Website and app data records

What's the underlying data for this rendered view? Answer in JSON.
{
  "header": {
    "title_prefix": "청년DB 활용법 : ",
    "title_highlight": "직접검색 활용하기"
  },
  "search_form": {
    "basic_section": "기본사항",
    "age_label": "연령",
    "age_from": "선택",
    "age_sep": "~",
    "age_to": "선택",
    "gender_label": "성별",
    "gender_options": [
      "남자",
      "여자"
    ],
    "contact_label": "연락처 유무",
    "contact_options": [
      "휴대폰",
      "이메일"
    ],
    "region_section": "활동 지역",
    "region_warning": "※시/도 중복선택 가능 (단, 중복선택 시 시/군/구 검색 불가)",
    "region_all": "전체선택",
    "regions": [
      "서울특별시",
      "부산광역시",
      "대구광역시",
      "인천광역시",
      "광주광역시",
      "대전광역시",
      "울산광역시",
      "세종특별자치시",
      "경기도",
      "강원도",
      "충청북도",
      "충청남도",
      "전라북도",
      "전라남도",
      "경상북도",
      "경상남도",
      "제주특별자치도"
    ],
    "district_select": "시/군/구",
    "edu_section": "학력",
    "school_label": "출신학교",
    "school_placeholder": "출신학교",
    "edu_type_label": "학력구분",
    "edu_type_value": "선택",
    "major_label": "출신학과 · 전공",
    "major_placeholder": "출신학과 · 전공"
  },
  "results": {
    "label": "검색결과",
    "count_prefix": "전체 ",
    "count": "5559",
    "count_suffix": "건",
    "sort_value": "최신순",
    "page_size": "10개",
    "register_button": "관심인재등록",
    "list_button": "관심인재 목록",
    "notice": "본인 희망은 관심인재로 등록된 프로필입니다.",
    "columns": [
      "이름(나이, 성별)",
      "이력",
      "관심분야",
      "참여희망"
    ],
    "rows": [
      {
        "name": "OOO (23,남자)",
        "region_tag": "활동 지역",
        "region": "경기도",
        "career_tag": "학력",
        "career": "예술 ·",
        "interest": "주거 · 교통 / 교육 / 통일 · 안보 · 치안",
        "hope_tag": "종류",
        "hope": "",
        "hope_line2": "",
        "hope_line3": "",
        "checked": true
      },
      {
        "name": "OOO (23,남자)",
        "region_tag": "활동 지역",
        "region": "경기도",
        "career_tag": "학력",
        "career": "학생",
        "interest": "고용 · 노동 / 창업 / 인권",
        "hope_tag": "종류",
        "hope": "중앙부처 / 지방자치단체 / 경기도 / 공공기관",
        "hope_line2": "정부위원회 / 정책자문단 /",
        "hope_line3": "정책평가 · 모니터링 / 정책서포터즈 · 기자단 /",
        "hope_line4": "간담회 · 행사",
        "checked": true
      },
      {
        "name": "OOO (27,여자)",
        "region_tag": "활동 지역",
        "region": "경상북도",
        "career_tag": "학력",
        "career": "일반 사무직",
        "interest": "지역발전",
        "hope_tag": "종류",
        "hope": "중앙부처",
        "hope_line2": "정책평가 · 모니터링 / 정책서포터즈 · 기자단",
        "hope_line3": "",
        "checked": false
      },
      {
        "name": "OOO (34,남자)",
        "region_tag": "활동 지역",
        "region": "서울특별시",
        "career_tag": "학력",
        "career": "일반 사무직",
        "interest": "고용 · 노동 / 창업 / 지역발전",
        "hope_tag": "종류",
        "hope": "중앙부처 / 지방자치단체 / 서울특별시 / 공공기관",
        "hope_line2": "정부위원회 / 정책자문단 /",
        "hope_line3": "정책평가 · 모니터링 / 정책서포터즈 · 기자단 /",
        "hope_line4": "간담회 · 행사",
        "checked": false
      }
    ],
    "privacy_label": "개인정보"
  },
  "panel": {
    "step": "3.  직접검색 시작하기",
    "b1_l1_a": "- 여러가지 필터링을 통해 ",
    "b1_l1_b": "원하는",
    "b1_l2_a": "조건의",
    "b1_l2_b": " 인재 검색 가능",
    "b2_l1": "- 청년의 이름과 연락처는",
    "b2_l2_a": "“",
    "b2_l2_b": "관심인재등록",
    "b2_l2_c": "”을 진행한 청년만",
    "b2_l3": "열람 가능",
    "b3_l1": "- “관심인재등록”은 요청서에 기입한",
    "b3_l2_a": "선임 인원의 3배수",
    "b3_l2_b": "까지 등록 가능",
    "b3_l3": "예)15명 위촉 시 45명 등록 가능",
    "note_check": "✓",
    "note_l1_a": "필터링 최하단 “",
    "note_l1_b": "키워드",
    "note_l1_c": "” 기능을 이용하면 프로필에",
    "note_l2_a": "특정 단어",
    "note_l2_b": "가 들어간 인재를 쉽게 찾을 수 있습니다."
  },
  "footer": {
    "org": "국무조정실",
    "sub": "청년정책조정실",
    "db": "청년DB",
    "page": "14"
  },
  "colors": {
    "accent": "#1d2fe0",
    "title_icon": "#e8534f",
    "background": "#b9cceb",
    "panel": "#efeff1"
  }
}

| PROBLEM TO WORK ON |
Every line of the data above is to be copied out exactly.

| OUTPUT FOR THIS EXERCISE |
What's the underlying data for this rendered view? Answer in JSON.
{
  "header": {
    "title_prefix": "청년DB 활용법 : ",
    "title_highlight": "직접검색 활용하기"
  },
  "search_form": {
    "basic_section": "기본사항",
    "age_label": "연령",
    "age_from": "선택",
    "age_sep": "~",
    "age_to": "선택",
    "gender_label": "성별",
    "gender_options": [
      "남자",
      "여자"
    ],
    "contact_label": "연락처 유무",
    "contact_options": [
      "휴대폰",
      "이메일"
    ],
    "region_section": "활동 지역",
    "region_warning": "※시/도 중복선택 가능 (단, 중복선택 시 시/군/구 검색 불가)",
    "region_all": "전체선택",
    "regions": [
      "서울특별시",
      "부산광역시",
      "대구광역시",
      "인천광역시",
      "광주광역시",
      "대전광역시",
      "울산광역시",
      "세종특별자치시",
      "경기도",
      "강원도",
      "충청북도",
      "충청남도",
      "전라북도",
      "전라남도",
      "경상북도",
      "경상남도",
      "제주특별자치도"
    ],
    "district_select": "시/군/구",
    "edu_section": "학력",
    "school_label": "출신학교",
    "school_placeholder": "출신학교",
    "edu_type_label": "학력구분",
    "edu_type_value": "선택",
    "major_label": "출신학과 · 전공",
    "major_placeholder": "출신학과 · 전공"
  },
  "results": {
    "label": "검색결과",
    "count_prefix": "전체 ",
    "count": "5559",
    "count_suffix": "건",
    "sort_value": "최신순",
    "page_size": "10개",
    "register_button": "관심인재등록",
    "list_button": "관심인재 목록",
    "notice": "본인 희망은 관심인재로 등록된 프로필입니다.",
    "columns": [
      "이름(나이, 성별)",
      "이력",
      "관심분야",
      "참여희망"
    ],
    "rows": [
      {
        "name": "OOO (23,남자)",
        "region_tag": "활동 지역",
        "region": "경기도",
        "career_tag": "학력",
        "career": "예술 ·",
        "interest": "주거 · 교통 / 교육 / 통일 · 안보 · 치안",
        "hope_tag": "종류",
        "hope": "",
        "hope_line2": "",
        "hope_line3": "",
        "checked": true
      },
      {
        "name": "OOO (23,남자)",
        "region_tag": "활동 지역",
        "region": "경기도",
        "career_tag": "학력",
        "career": "학생",
        "interest": "고용 · 노동 / 창업 / 인권",
        "hope_tag": "종류",
        "hope": "중앙부처 / 지방자치단체 / 경기도 / 공공기관",
        "hope_line2": "정부위원회 / 정책자문단 /",
        "hope_line3": "정책평가 · 모니터링 / 정책서포터즈 · 기자단 /",
        "hope_line4": "간담회 · 행사",
        "checked": true
      },
      {
        "name": "OOO (27,여자)",
        "region_tag": "활동 지역",
        "region": "경상북도",
        "career_tag": "학력",
        "career": "일반 사무직",
        "interest": "지역발전",
        "hope_tag": "종류",
        "hope": "중앙부처",
        "hope_line2": "정책평가 · 모니터링 / 정책서포터즈 · 기자단",
        "hope_line3": "",
        "checked": false
      },
      {
        "name": "OOO (34,남자)",
        "region_tag": "활동 지역",
        "region": "서울특별시",
        "career_tag": "학력",
        "career": "일반 사무직",
        "interest": "고용 · 노동 / 창업 / 지역발전",
        "hope_tag": "종류",
        "hope": "중앙부처 / 지방자치단체 / 서울특별시 / 공공기관",
        "hope_line2": "정부위원회 / 정책자문단 /",
        "hope_line3": "정책평가 · 모니터링 / 정책서포터즈 · 기자단 /",
        "hope_line4": "간담회 · 행사",
        "checked": false
      }
    ],
    "privacy_label": "개인정보"
  },
  "panel": {
    "step": "3.  직접검색 시작하기",
    "b1_l1_a": "- 여러가지 필터링을 통해 ",
    "b1_l1_b": "원하는",
    "b1_l2_a": "조건의",
    "b1_l2_b": " 인재 검색 가능",
    "b2_l1": "- 청년의 이름과 연락처는",
    "b2_l2_a": "“",
    "b2_l2_b": "관심인재등록",
    "b2_l2_c": "”을 진행한 청년만",
    "b2_l3": "열람 가능",
    "b3_l1": "- “관심인재등록”은 요청서에 기입한",
    "b3_l2_a": "선임 인원의 3배수",
    "b3_l2_b": "까지 등록 가능",
    "b3_l3": "예)15명 위촉 시 45명 등록 가능",
    "note_check": "✓",
    "note_l1_a": "필터링 최하단 “",
    "note_l1_b": "키워드",
    "note_l1_c": "” 기능을 이용하면 프로필에",
    "note_l2_a": "특정 단어",
    "note_l2_b": "가 들어간 인재를 쉽게 찾을 수 있습니다."
  },
  "footer": {
    "org": "국무조정실",
    "sub": "청년정책조정실",
    "db": "청년DB",
    "page": "14"
  },
  "colors": {
    "accent": "#1d2fe0",
    "title_icon": "#e8534f",
    "background": "#b9cceb",
    "panel": "#efeff1"
  }
}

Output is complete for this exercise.